(Page 2 of 2)
These companies want to win the trust of their customers. And they want to operate in a business environment that respects the freedom of contract and adheres to the rule of law.
Customers want to know that they’re playing a fair game, that their bankrolls are secure, and that their privacy is protected. Companies that set up shop in the U.S. with the blessing and encouragement of the U.S. government will almost certainly dominate the market. Winnings could be taxed. Market forces and—if necessary—the federal government could regulate and monitor gaming sites for fairness and transparency.
Most importantly, if online gambling were decriminalized, the federal government could get out of the trivial business of breaking up online poker games, and federal law enforcement officials and federal prosecutors could expend scarce taxpayer-funded resources on more appropriate endeavors, like pursuing interstate fraud, theft, and protecting the country from terrorism.

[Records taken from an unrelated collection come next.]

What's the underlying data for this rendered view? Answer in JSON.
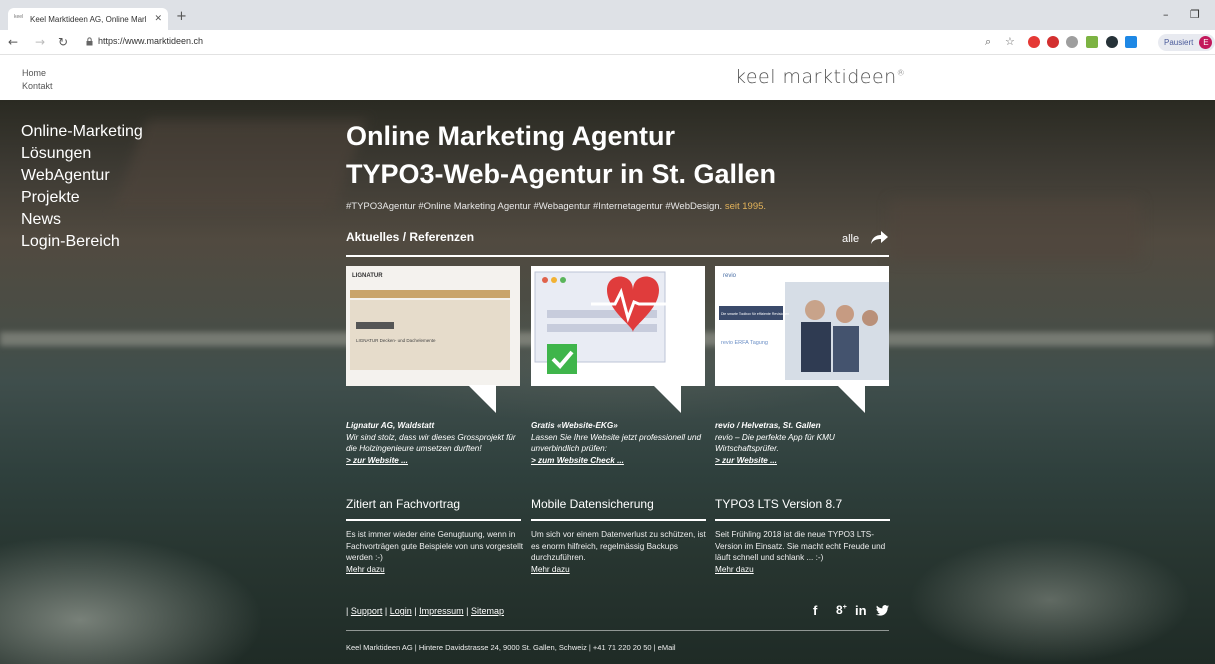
{
  "browser": {
    "tab_title": "Keel Marktideen AG, Online Marl",
    "tab_favicon_text": "keel",
    "url": "https://www.marktideen.ch",
    "profile_status": "Pausiert",
    "profile_initial": "E"
  },
  "header": {
    "links": [
      "Home",
      "Kontakt"
    ],
    "brand": "keel marktideen",
    "brand_mark": "®"
  },
  "sidenav": [
    "Online-Marketing",
    "Lösungen",
    "WebAgentur",
    "Projekte",
    "News",
    "Login-Bereich"
  ],
  "hero": {
    "title_line1": "Online Marketing Agentur",
    "title_line2": "TYPO3-Web-Agentur in St. Gallen",
    "tags": "#TYPO3Agentur #Online Marketing Agentur #Webagentur #Internetagentur #WebDesign.",
    "since": " seit 1995."
  },
  "news": {
    "section_title": "Aktuelles / Referenzen",
    "all_label": "alle",
    "cards": [
      {
        "thumb_label": "LIGNATUR",
        "thumb_caption": "LIGNATUR Decken- und Dachelemente",
        "heading": "Lignatur AG, Waldstatt",
        "text": "Wir sind stolz, dass wir dieses Grossprojekt für die Holzingenieure umsetzen durften!",
        "link": "> zur Website ..."
      },
      {
        "heading": "Gratis «Website-EKG»",
        "text": "Lassen Sie Ihre Website jetzt professionell und unverbindlich prüfen:",
        "link": "> zum Website Check ..."
      },
      {
        "thumb_label": "revio",
        "thumb_caption": "Die smarte Toolbox für effiziente Revisionen",
        "thumb_event": "revio ERFA Tagung",
        "heading": "revio / Helvetras, St. Gallen",
        "text": "revio – Die perfekte App für KMU Wirtschaftsprüfer.",
        "link": "> zur Website ..."
      }
    ]
  },
  "columns": [
    {
      "title": "Zitiert an Fachvortrag",
      "text": "Es ist immer wieder eine Genugtuung, wenn in Fachvorträgen gute Beispiele von uns vorgestellt werden :-)",
      "link": "Mehr dazu"
    },
    {
      "title": "Mobile Datensicherung",
      "text": "Um sich vor einem Datenverlust zu schützen, ist es enorm hilfreich, regelmässig Backups durchzuführen.",
      "link": "Mehr dazu"
    },
    {
      "title": "TYPO3 LTS Version 8.7",
      "text": "Seit Frühling 2018 ist die neue TYPO3 LTS-Version im Einsatz. Sie macht echt Freude und läuft schnell und schlank ... :-)",
      "link": "Mehr dazu"
    }
  ],
  "footer": {
    "links": [
      "Support",
      "Login",
      "Impressum",
      "Sitemap"
    ],
    "social": [
      "f",
      "g+",
      "in",
      "twitter"
    ],
    "address": "Keel Marktideen AG | Hintere Davidstrasse 24, 9000 St. Gallen, Schweiz | +41 71 220 20 50 | eMail"
  },
  "colors": {
    "accent_since": "#e3b35a",
    "ekg_heart": "#e03c3c",
    "ekg_check": "#3fb54b"
  }
}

In closing, the Unlawful Internet Gaming Act is a significant and disturbing encroachment on individual liberty. I’d urge the committee to correct this overreach, and let Americans do as they please within the privacy their own homes.
Radley Balko is a senior editor for reason.
Discuss this article online.